Requirement: Identify all lines below that hold "state" and collect them.

Material for the task:
* * *

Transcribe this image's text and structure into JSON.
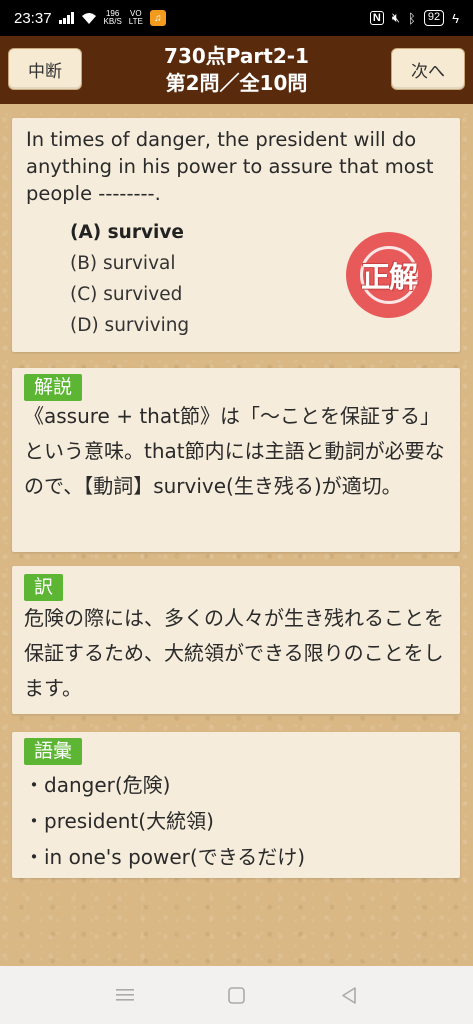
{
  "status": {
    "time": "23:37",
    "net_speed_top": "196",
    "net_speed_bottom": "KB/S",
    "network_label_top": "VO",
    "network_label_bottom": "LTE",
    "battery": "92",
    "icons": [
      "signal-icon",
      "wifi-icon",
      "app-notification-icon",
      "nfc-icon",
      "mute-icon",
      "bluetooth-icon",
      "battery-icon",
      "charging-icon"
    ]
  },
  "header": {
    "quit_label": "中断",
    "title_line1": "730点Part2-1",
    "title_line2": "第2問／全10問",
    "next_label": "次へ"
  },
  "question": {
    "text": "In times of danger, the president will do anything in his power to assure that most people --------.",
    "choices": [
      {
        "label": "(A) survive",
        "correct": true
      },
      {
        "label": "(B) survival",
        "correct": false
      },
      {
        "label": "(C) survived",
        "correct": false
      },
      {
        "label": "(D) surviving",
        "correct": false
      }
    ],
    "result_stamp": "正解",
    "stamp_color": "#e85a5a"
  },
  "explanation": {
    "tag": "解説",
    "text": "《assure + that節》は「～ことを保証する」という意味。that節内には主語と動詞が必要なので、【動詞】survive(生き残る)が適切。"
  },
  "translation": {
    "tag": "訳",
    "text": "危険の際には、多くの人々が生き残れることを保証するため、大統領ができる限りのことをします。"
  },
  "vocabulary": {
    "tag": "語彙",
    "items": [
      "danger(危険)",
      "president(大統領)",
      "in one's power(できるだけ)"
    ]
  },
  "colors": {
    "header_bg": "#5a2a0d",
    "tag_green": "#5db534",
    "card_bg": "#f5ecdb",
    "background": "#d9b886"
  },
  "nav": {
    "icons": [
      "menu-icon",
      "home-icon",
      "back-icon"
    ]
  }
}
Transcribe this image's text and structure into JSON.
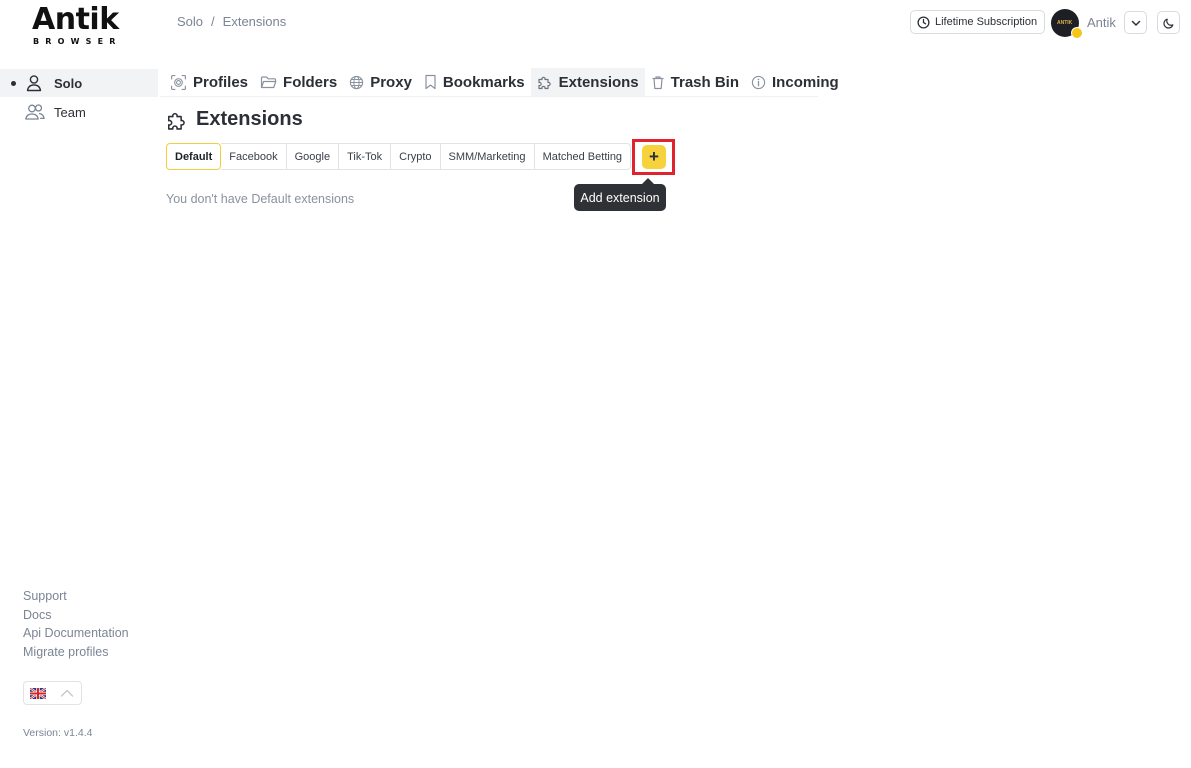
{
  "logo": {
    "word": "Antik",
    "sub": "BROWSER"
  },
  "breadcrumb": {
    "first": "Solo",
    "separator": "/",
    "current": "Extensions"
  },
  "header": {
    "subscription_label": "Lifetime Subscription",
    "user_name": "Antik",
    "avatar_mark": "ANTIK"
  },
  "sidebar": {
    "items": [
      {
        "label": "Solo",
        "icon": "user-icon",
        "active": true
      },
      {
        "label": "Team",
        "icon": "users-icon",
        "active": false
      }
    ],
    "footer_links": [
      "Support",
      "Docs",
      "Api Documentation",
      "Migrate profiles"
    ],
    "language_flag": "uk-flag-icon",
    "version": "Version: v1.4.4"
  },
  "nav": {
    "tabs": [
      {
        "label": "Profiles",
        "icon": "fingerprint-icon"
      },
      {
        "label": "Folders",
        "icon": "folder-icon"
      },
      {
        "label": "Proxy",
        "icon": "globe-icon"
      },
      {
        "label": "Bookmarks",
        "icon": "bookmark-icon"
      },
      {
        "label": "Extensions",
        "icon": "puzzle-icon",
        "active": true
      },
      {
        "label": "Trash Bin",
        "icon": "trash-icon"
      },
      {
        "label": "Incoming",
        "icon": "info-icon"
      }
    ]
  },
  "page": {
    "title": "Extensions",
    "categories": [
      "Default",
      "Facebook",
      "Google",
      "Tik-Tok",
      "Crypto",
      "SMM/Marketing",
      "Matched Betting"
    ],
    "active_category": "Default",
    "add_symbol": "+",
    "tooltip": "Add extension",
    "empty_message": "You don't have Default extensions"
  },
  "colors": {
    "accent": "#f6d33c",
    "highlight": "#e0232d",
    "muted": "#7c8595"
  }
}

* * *

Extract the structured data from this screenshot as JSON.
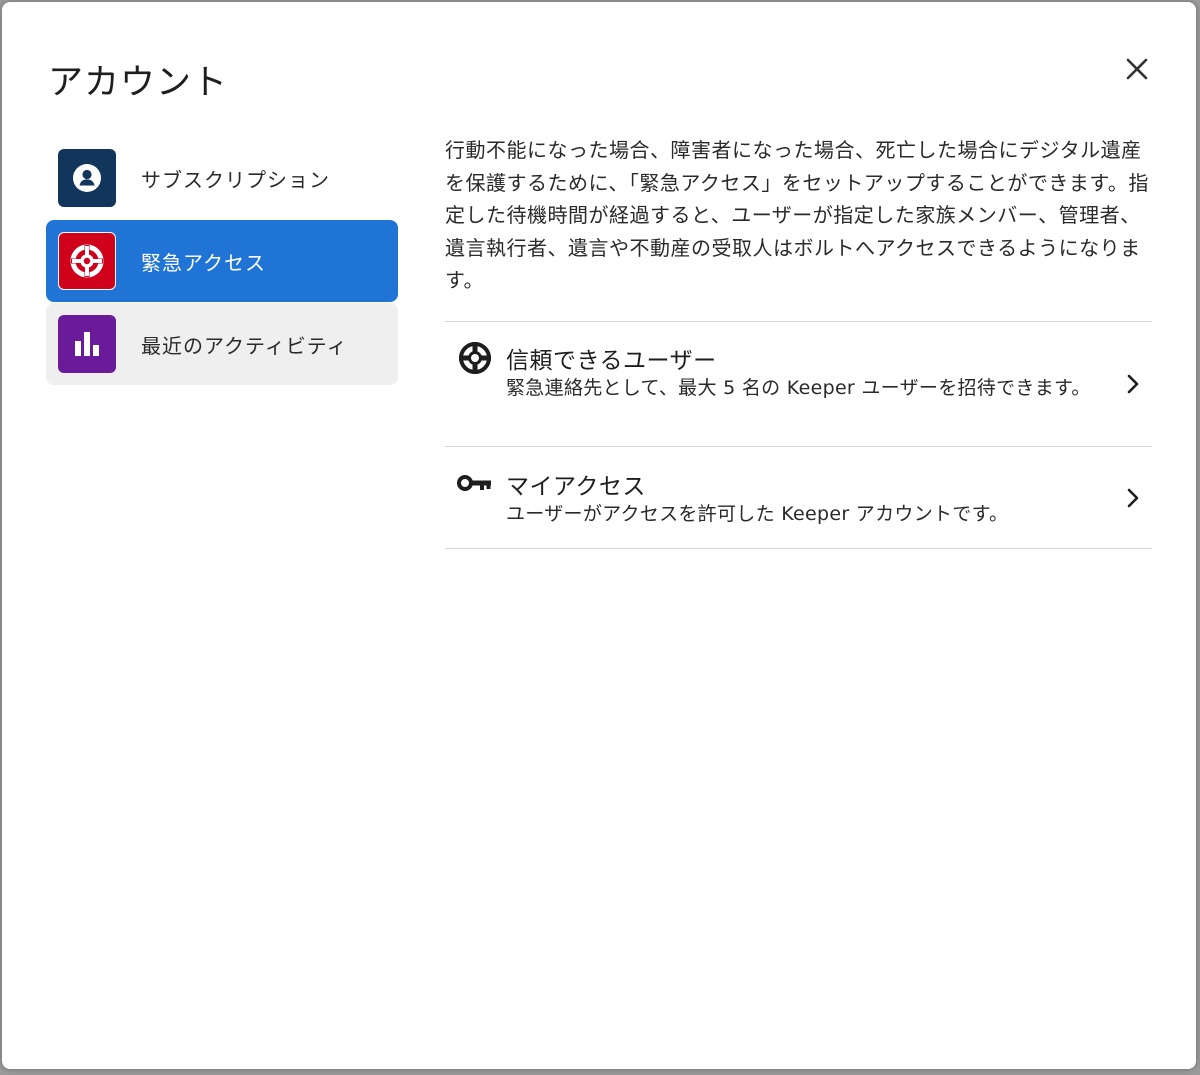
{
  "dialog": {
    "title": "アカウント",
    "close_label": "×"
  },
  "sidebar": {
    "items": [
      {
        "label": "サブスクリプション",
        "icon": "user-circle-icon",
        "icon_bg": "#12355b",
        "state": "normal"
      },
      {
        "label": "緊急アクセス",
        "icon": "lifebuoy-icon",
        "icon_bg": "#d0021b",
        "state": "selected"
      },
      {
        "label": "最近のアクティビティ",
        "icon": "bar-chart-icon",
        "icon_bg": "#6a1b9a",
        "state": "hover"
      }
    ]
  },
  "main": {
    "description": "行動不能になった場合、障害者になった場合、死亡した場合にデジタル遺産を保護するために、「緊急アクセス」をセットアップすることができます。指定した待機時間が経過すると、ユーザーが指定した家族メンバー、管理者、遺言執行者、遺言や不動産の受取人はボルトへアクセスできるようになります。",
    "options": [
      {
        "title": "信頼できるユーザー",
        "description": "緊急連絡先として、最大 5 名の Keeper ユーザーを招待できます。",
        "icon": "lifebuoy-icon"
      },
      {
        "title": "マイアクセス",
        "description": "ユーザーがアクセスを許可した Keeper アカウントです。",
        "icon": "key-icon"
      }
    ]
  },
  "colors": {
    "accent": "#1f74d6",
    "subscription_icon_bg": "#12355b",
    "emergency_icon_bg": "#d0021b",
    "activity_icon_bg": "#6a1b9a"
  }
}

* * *

Solution to the problem:
        "state": "normal"
        "state": "selected"
        "state": "hover"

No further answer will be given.